Run through the records and, wherever a line holds the word "icon", return that line.

Data extracted from a collection
=== Begin Enclosure ===
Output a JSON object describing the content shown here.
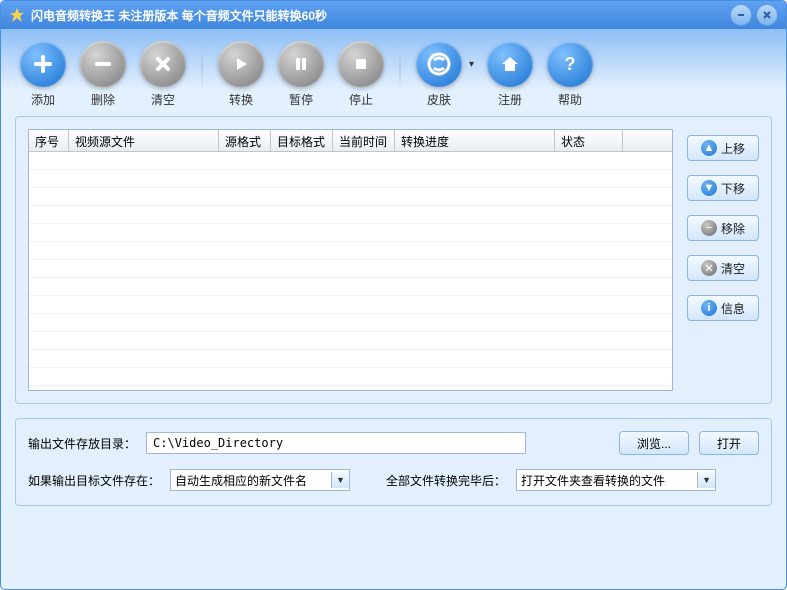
{
  "window": {
    "title": "闪电音频转换王  未注册版本 每个音频文件只能转换60秒"
  },
  "toolbar": {
    "add": "添加",
    "delete": "删除",
    "clear": "清空",
    "convert": "转换",
    "pause": "暂停",
    "stop": "停止",
    "skin": "皮肤",
    "register": "注册",
    "help": "帮助"
  },
  "table": {
    "headers": {
      "index": "序号",
      "source": "视频源文件",
      "src_format": "源格式",
      "dst_format": "目标格式",
      "time": "当前时间",
      "progress": "转换进度",
      "status": "状态"
    },
    "rows": []
  },
  "side": {
    "up": "上移",
    "down": "下移",
    "remove": "移除",
    "clear": "清空",
    "info": "信息"
  },
  "bottom": {
    "output_dir_label": "输出文件存放目录：",
    "output_dir_value": "C:\\Video_Directory",
    "browse": "浏览...",
    "open": "打开",
    "if_exists_label": "如果输出目标文件存在：",
    "if_exists_value": "自动生成相应的新文件名",
    "after_all_label": "全部文件转换完毕后：",
    "after_all_value": "打开文件夹查看转换的文件"
  }
}
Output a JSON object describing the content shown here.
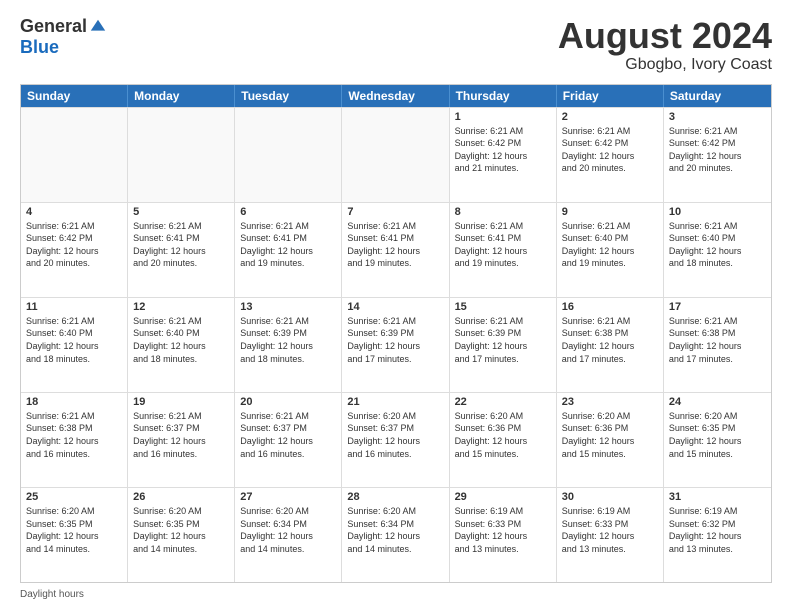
{
  "logo": {
    "general": "General",
    "blue": "Blue"
  },
  "title": "August 2024",
  "subtitle": "Gbogbo, Ivory Coast",
  "days": [
    "Sunday",
    "Monday",
    "Tuesday",
    "Wednesday",
    "Thursday",
    "Friday",
    "Saturday"
  ],
  "weeks": [
    [
      {
        "day": "",
        "info": ""
      },
      {
        "day": "",
        "info": ""
      },
      {
        "day": "",
        "info": ""
      },
      {
        "day": "",
        "info": ""
      },
      {
        "day": "1",
        "info": "Sunrise: 6:21 AM\nSunset: 6:42 PM\nDaylight: 12 hours\nand 21 minutes."
      },
      {
        "day": "2",
        "info": "Sunrise: 6:21 AM\nSunset: 6:42 PM\nDaylight: 12 hours\nand 20 minutes."
      },
      {
        "day": "3",
        "info": "Sunrise: 6:21 AM\nSunset: 6:42 PM\nDaylight: 12 hours\nand 20 minutes."
      }
    ],
    [
      {
        "day": "4",
        "info": "Sunrise: 6:21 AM\nSunset: 6:42 PM\nDaylight: 12 hours\nand 20 minutes."
      },
      {
        "day": "5",
        "info": "Sunrise: 6:21 AM\nSunset: 6:41 PM\nDaylight: 12 hours\nand 20 minutes."
      },
      {
        "day": "6",
        "info": "Sunrise: 6:21 AM\nSunset: 6:41 PM\nDaylight: 12 hours\nand 19 minutes."
      },
      {
        "day": "7",
        "info": "Sunrise: 6:21 AM\nSunset: 6:41 PM\nDaylight: 12 hours\nand 19 minutes."
      },
      {
        "day": "8",
        "info": "Sunrise: 6:21 AM\nSunset: 6:41 PM\nDaylight: 12 hours\nand 19 minutes."
      },
      {
        "day": "9",
        "info": "Sunrise: 6:21 AM\nSunset: 6:40 PM\nDaylight: 12 hours\nand 19 minutes."
      },
      {
        "day": "10",
        "info": "Sunrise: 6:21 AM\nSunset: 6:40 PM\nDaylight: 12 hours\nand 18 minutes."
      }
    ],
    [
      {
        "day": "11",
        "info": "Sunrise: 6:21 AM\nSunset: 6:40 PM\nDaylight: 12 hours\nand 18 minutes."
      },
      {
        "day": "12",
        "info": "Sunrise: 6:21 AM\nSunset: 6:40 PM\nDaylight: 12 hours\nand 18 minutes."
      },
      {
        "day": "13",
        "info": "Sunrise: 6:21 AM\nSunset: 6:39 PM\nDaylight: 12 hours\nand 18 minutes."
      },
      {
        "day": "14",
        "info": "Sunrise: 6:21 AM\nSunset: 6:39 PM\nDaylight: 12 hours\nand 17 minutes."
      },
      {
        "day": "15",
        "info": "Sunrise: 6:21 AM\nSunset: 6:39 PM\nDaylight: 12 hours\nand 17 minutes."
      },
      {
        "day": "16",
        "info": "Sunrise: 6:21 AM\nSunset: 6:38 PM\nDaylight: 12 hours\nand 17 minutes."
      },
      {
        "day": "17",
        "info": "Sunrise: 6:21 AM\nSunset: 6:38 PM\nDaylight: 12 hours\nand 17 minutes."
      }
    ],
    [
      {
        "day": "18",
        "info": "Sunrise: 6:21 AM\nSunset: 6:38 PM\nDaylight: 12 hours\nand 16 minutes."
      },
      {
        "day": "19",
        "info": "Sunrise: 6:21 AM\nSunset: 6:37 PM\nDaylight: 12 hours\nand 16 minutes."
      },
      {
        "day": "20",
        "info": "Sunrise: 6:21 AM\nSunset: 6:37 PM\nDaylight: 12 hours\nand 16 minutes."
      },
      {
        "day": "21",
        "info": "Sunrise: 6:20 AM\nSunset: 6:37 PM\nDaylight: 12 hours\nand 16 minutes."
      },
      {
        "day": "22",
        "info": "Sunrise: 6:20 AM\nSunset: 6:36 PM\nDaylight: 12 hours\nand 15 minutes."
      },
      {
        "day": "23",
        "info": "Sunrise: 6:20 AM\nSunset: 6:36 PM\nDaylight: 12 hours\nand 15 minutes."
      },
      {
        "day": "24",
        "info": "Sunrise: 6:20 AM\nSunset: 6:35 PM\nDaylight: 12 hours\nand 15 minutes."
      }
    ],
    [
      {
        "day": "25",
        "info": "Sunrise: 6:20 AM\nSunset: 6:35 PM\nDaylight: 12 hours\nand 14 minutes."
      },
      {
        "day": "26",
        "info": "Sunrise: 6:20 AM\nSunset: 6:35 PM\nDaylight: 12 hours\nand 14 minutes."
      },
      {
        "day": "27",
        "info": "Sunrise: 6:20 AM\nSunset: 6:34 PM\nDaylight: 12 hours\nand 14 minutes."
      },
      {
        "day": "28",
        "info": "Sunrise: 6:20 AM\nSunset: 6:34 PM\nDaylight: 12 hours\nand 14 minutes."
      },
      {
        "day": "29",
        "info": "Sunrise: 6:19 AM\nSunset: 6:33 PM\nDaylight: 12 hours\nand 13 minutes."
      },
      {
        "day": "30",
        "info": "Sunrise: 6:19 AM\nSunset: 6:33 PM\nDaylight: 12 hours\nand 13 minutes."
      },
      {
        "day": "31",
        "info": "Sunrise: 6:19 AM\nSunset: 6:32 PM\nDaylight: 12 hours\nand 13 minutes."
      }
    ]
  ],
  "footer": "Daylight hours"
}
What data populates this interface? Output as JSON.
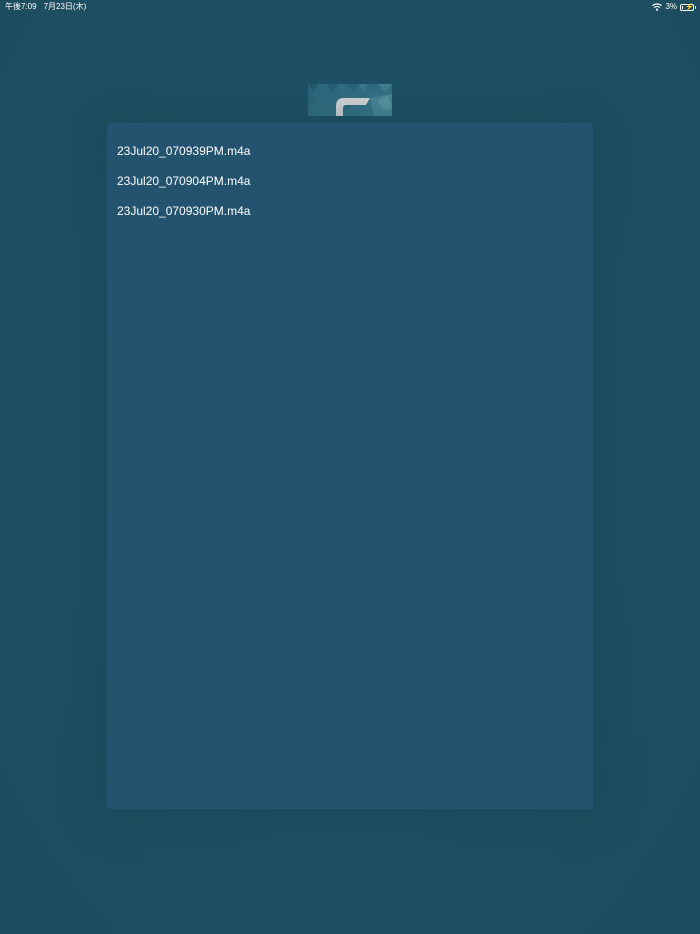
{
  "status_bar": {
    "time": "午後7:09",
    "date": "7月23日(木)",
    "battery_percent": "3%",
    "battery_level": 0.03,
    "wifi_icon": "wifi-icon",
    "battery_icon": "battery-charging-icon"
  },
  "logo": {
    "icon": "app-logo-icon"
  },
  "recordings": {
    "items": [
      {
        "filename": "23Jul20_070939PM.m4a"
      },
      {
        "filename": "23Jul20_070904PM.m4a"
      },
      {
        "filename": "23Jul20_070930PM.m4a"
      }
    ]
  },
  "colors": {
    "background": "#1e5064",
    "panel": "#23536f",
    "text": "#ffffff"
  }
}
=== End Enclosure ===
Task result =
    "wifi_icon": "wifi-icon",
    "battery_icon": "battery-charging-icon"
    "icon": "app-logo-icon"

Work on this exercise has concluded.